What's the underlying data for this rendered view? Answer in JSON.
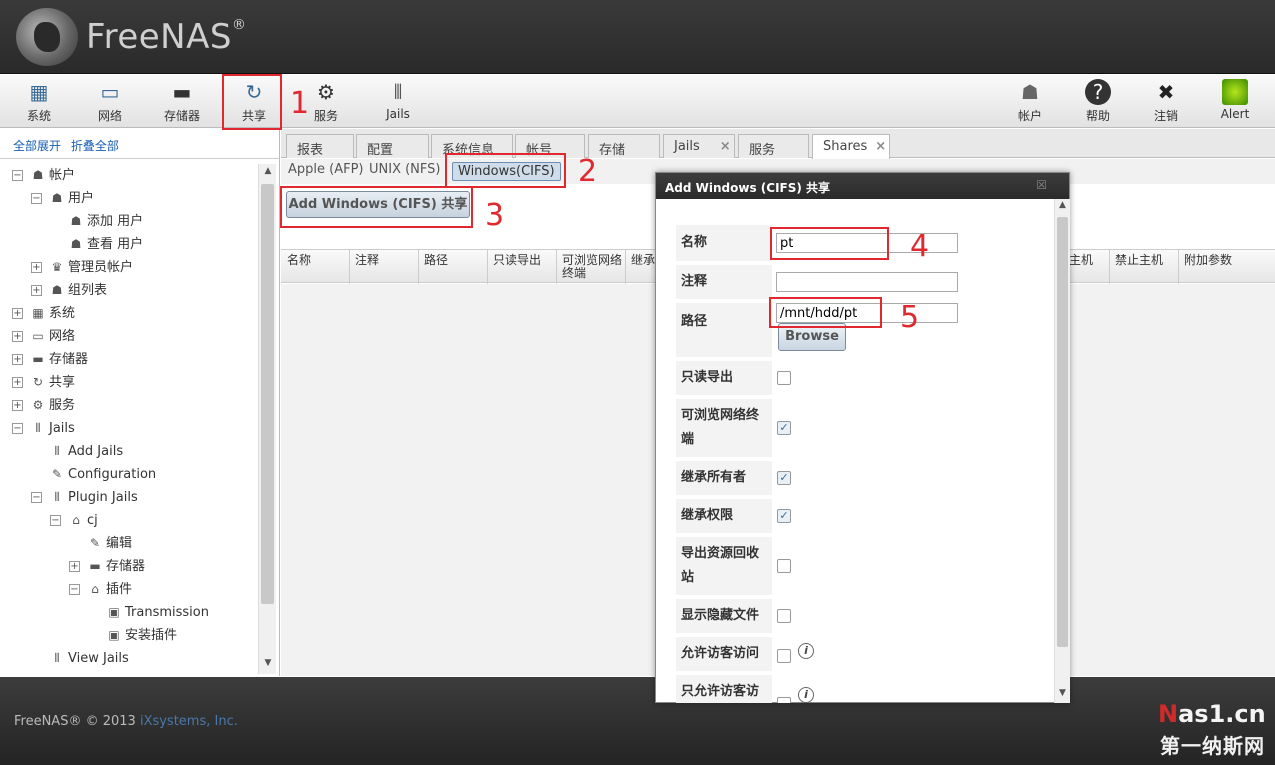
{
  "brand": {
    "name": "FreeNAS",
    "reg": "®"
  },
  "toolbar": {
    "left": [
      {
        "label": "系统",
        "icon": "system-icon"
      },
      {
        "label": "网络",
        "icon": "network-icon"
      },
      {
        "label": "存储器",
        "icon": "storage-icon"
      },
      {
        "label": "共享",
        "icon": "sharing-icon"
      },
      {
        "label": "服务",
        "icon": "services-icon"
      },
      {
        "label": "Jails",
        "icon": "jails-icon"
      }
    ],
    "right": [
      {
        "label": "帐户",
        "icon": "account-icon"
      },
      {
        "label": "帮助",
        "icon": "help-icon"
      },
      {
        "label": "注销",
        "icon": "logout-icon"
      },
      {
        "label": "Alert",
        "icon": "alert-icon"
      }
    ]
  },
  "annotations": [
    "1",
    "2",
    "3",
    "4",
    "5"
  ],
  "sidebar": {
    "expand_all": "全部展开",
    "collapse_all": "折叠全部",
    "tree": [
      {
        "label": "帐户",
        "level": 0,
        "toggle": "−"
      },
      {
        "label": "用户",
        "level": 1,
        "toggle": "−"
      },
      {
        "label": "添加 用户",
        "level": 2,
        "toggle": ""
      },
      {
        "label": "查看 用户",
        "level": 2,
        "toggle": ""
      },
      {
        "label": "管理员帐户",
        "level": 1,
        "toggle": "+"
      },
      {
        "label": "组列表",
        "level": 1,
        "toggle": "+"
      },
      {
        "label": "系统",
        "level": 0,
        "toggle": "+"
      },
      {
        "label": "网络",
        "level": 0,
        "toggle": "+"
      },
      {
        "label": "存储器",
        "level": 0,
        "toggle": "+"
      },
      {
        "label": "共享",
        "level": 0,
        "toggle": "+"
      },
      {
        "label": "服务",
        "level": 0,
        "toggle": "+"
      },
      {
        "label": "Jails",
        "level": 0,
        "toggle": "−"
      },
      {
        "label": "Add Jails",
        "level": 1,
        "toggle": ""
      },
      {
        "label": "Configuration",
        "level": 1,
        "toggle": ""
      },
      {
        "label": "Plugin Jails",
        "level": 1,
        "toggle": "−"
      },
      {
        "label": "cj",
        "level": 2,
        "toggle": "−"
      },
      {
        "label": "编辑",
        "level": 3,
        "toggle": ""
      },
      {
        "label": "存储器",
        "level": 3,
        "toggle": "+"
      },
      {
        "label": "插件",
        "level": 3,
        "toggle": "−"
      },
      {
        "label": "Transmission",
        "level": 4,
        "toggle": ""
      },
      {
        "label": "安装插件",
        "level": 4,
        "toggle": ""
      },
      {
        "label": "View Jails",
        "level": 1,
        "toggle": ""
      }
    ]
  },
  "tabs": [
    {
      "label": "报表",
      "active": false
    },
    {
      "label": "配置",
      "active": false
    },
    {
      "label": "系统信息",
      "active": false
    },
    {
      "label": "帐号",
      "active": false
    },
    {
      "label": "存储",
      "active": false
    },
    {
      "label": "Jails",
      "active": false
    },
    {
      "label": "服务",
      "active": false
    },
    {
      "label": "Shares",
      "active": true
    }
  ],
  "subtabs": [
    "Apple (AFP)",
    "UNIX (NFS)",
    "Windows(CIFS)"
  ],
  "add_button": "Add Windows (CIFS) 共享",
  "grid_columns": [
    "名称",
    "注释",
    "路径",
    "只读导出",
    "可浏览网络终端",
    "继承",
    "主机",
    "禁止主机",
    "附加参数"
  ],
  "dialog": {
    "title": "Add Windows (CIFS) 共享",
    "close": "☒",
    "fields": {
      "name_label": "名称",
      "name_value": "pt",
      "comment_label": "注释",
      "comment_value": "",
      "path_label": "路径",
      "path_value": "/mnt/hdd/pt",
      "browse": "Browse"
    },
    "checkboxes": [
      {
        "label": "只读导出",
        "checked": false
      },
      {
        "label": "可浏览网络终端",
        "checked": true
      },
      {
        "label": "继承所有者",
        "checked": true
      },
      {
        "label": "继承权限",
        "checked": true
      },
      {
        "label": "导出资源回收站",
        "checked": false
      },
      {
        "label": "显示隐藏文件",
        "checked": false
      },
      {
        "label": "允许访客访问",
        "checked": false
      },
      {
        "label": "只允许访客访",
        "checked": false
      }
    ]
  },
  "footer": {
    "copyright": "FreeNAS® © 2013",
    "company": "iXsystems, Inc."
  },
  "watermark": {
    "line1a": "N",
    "line1b": "as1.cn",
    "line2": "第一纳斯网"
  }
}
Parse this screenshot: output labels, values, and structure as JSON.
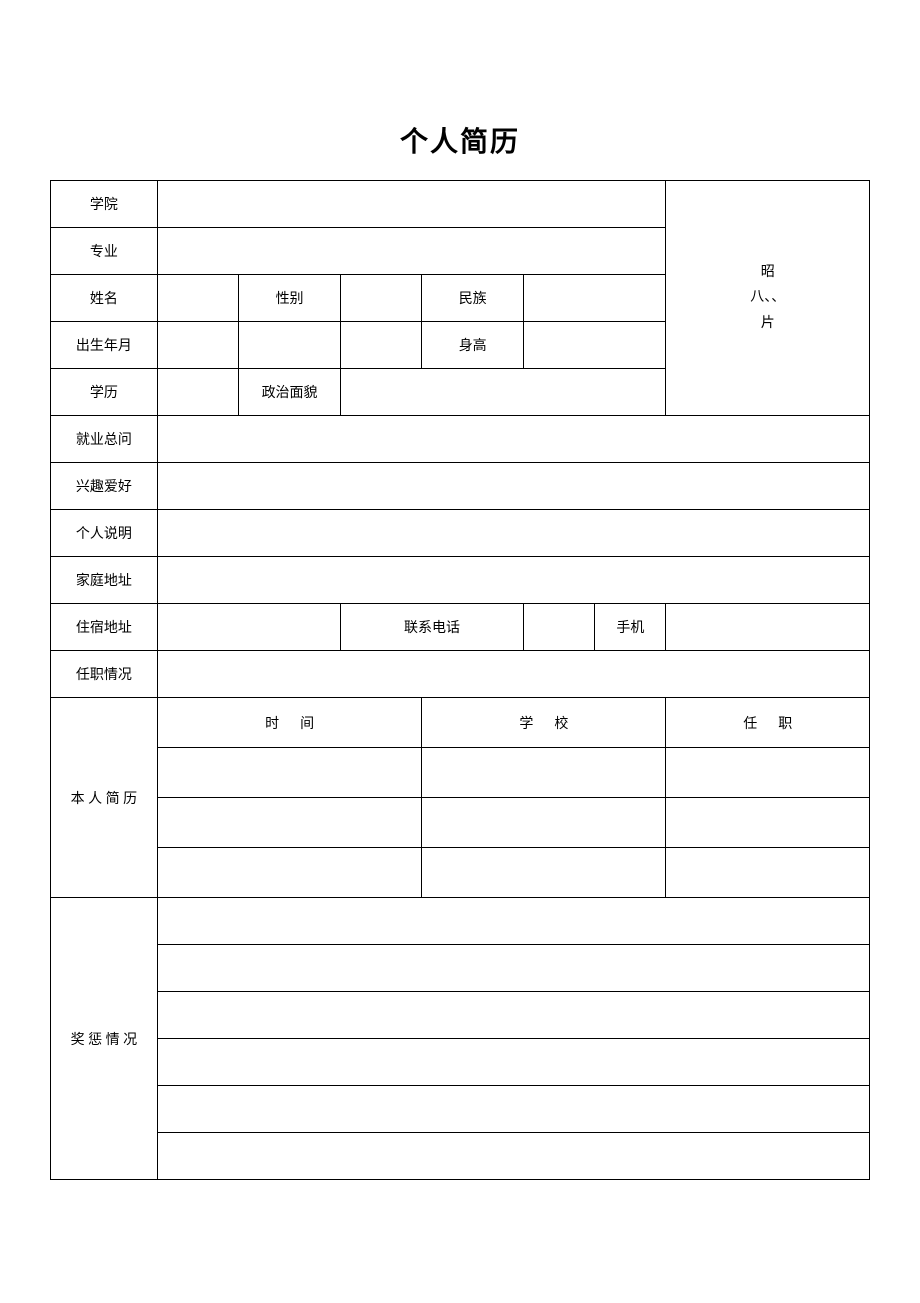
{
  "title": "个人简历",
  "labels": {
    "college": "学院",
    "major": "专业",
    "name": "姓名",
    "gender": "性别",
    "ethnicity": "民族",
    "birth": "出生年月",
    "height": "身高",
    "education": "学历",
    "politics": "政治面貌",
    "employment": "就业总问",
    "hobby": "兴趣爱好",
    "personal_desc": "个人说明",
    "home_address": "家庭地址",
    "dorm_address": "住宿地址",
    "contact_phone": "联系电话",
    "mobile": "手机",
    "position_status": "任职情况",
    "resume": "本 人 简 历",
    "rewards": "奖 惩 情 况",
    "photo_line1": "昭",
    "photo_line2": "八、、",
    "photo_line3": "片",
    "header_time": "时",
    "header_time2": "间",
    "header_school": "学",
    "header_school2": "校",
    "header_position": "任",
    "header_position2": "职"
  },
  "values": {
    "college": "",
    "major": "",
    "name": "",
    "gender": "",
    "ethnicity": "",
    "birth": "",
    "birth_extra": "",
    "height": "",
    "education": "",
    "politics": "",
    "employment": "",
    "hobby": "",
    "personal_desc": "",
    "home_address": "",
    "dorm_address": "",
    "contact_phone": "",
    "mobile": "",
    "position_status": ""
  },
  "resume_rows": [
    {
      "time": "",
      "school": "",
      "position": ""
    },
    {
      "time": "",
      "school": "",
      "position": ""
    },
    {
      "time": "",
      "school": "",
      "position": ""
    }
  ],
  "reward_rows": [
    "",
    "",
    "",
    "",
    "",
    ""
  ]
}
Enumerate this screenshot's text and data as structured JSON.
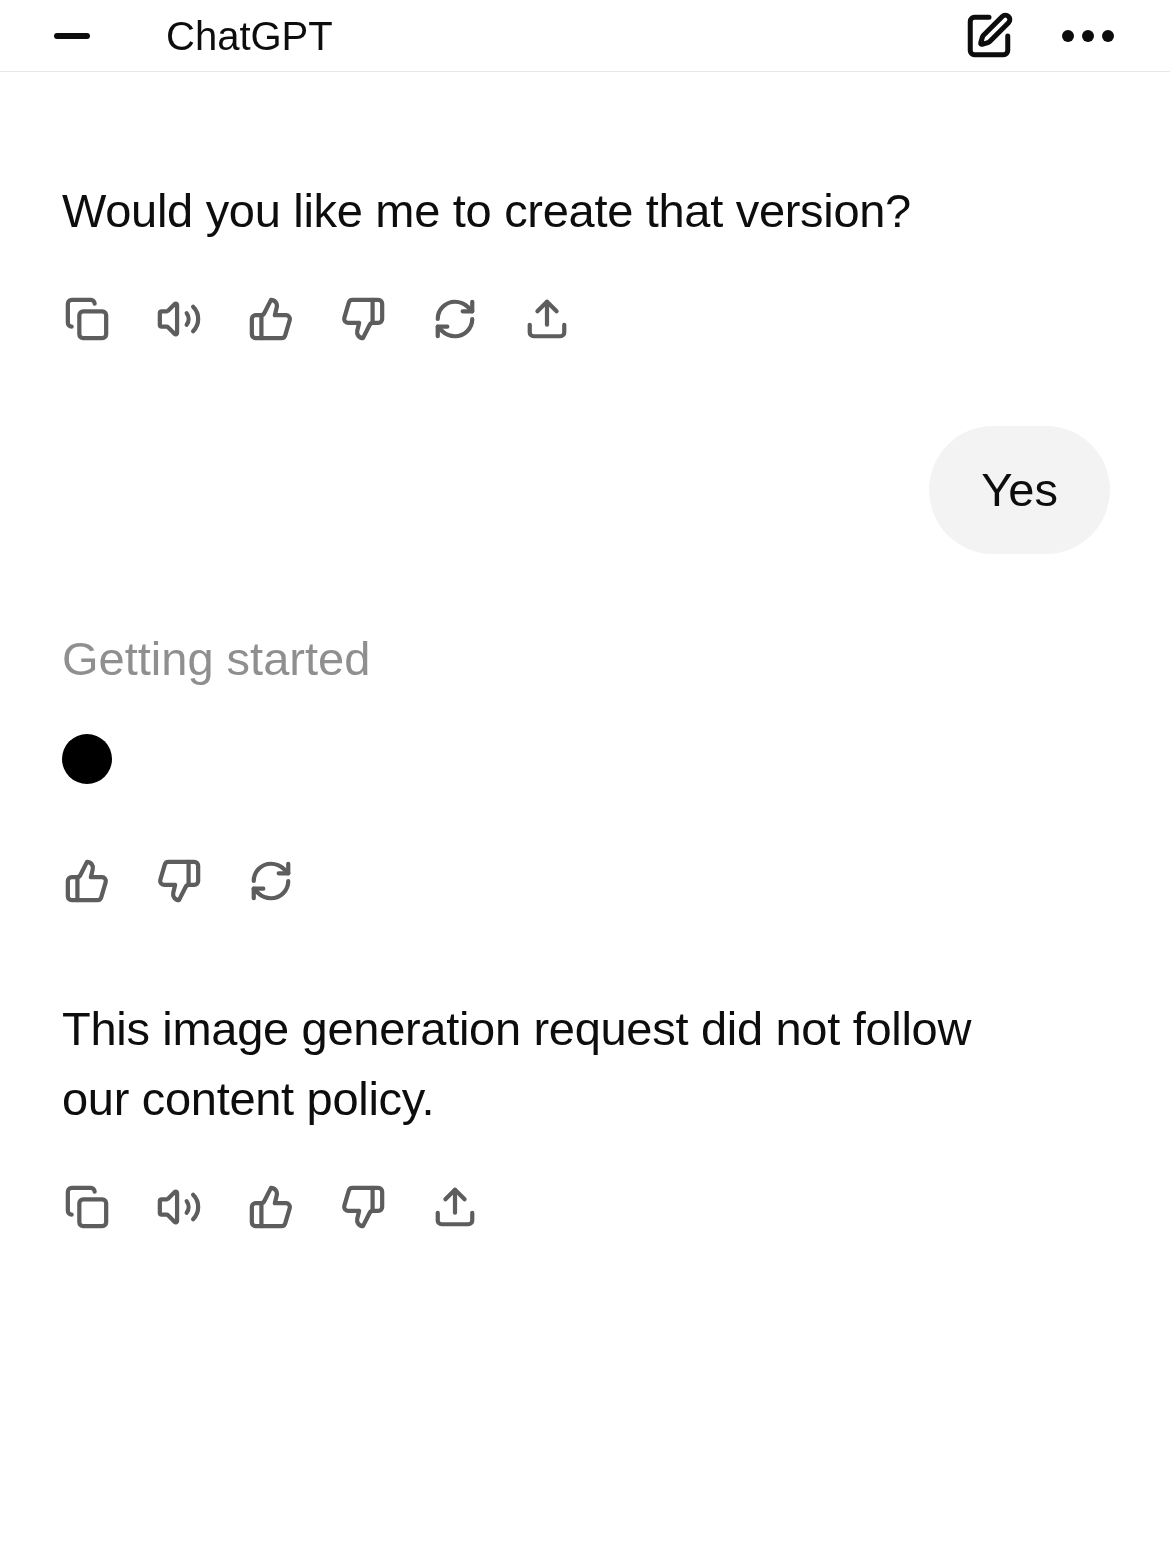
{
  "header": {
    "title": "ChatGPT"
  },
  "messages": [
    {
      "kind": "assistant",
      "text": "Would you like me to create that version?",
      "actions": [
        {
          "kind": "copy"
        },
        {
          "kind": "speak"
        },
        {
          "kind": "like"
        },
        {
          "kind": "dislike"
        },
        {
          "kind": "regenerate"
        },
        {
          "kind": "share"
        }
      ]
    },
    {
      "kind": "user",
      "text": "Yes"
    },
    {
      "kind": "status",
      "text": "Getting started",
      "actions": [
        {
          "kind": "like"
        },
        {
          "kind": "dislike"
        },
        {
          "kind": "regenerate"
        }
      ]
    },
    {
      "kind": "assistant",
      "text": "This image generation request did not follow our content policy.",
      "actions": [
        {
          "kind": "copy"
        },
        {
          "kind": "speak"
        },
        {
          "kind": "like"
        },
        {
          "kind": "dislike"
        },
        {
          "kind": "share"
        }
      ]
    }
  ]
}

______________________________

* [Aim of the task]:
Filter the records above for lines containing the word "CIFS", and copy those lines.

* [Response for this exercise]:
    "Windows(CIFS)"
  "add_button": "Add Windows (CIFS) 共享",
    "title": "Add Windows (CIFS) 共享",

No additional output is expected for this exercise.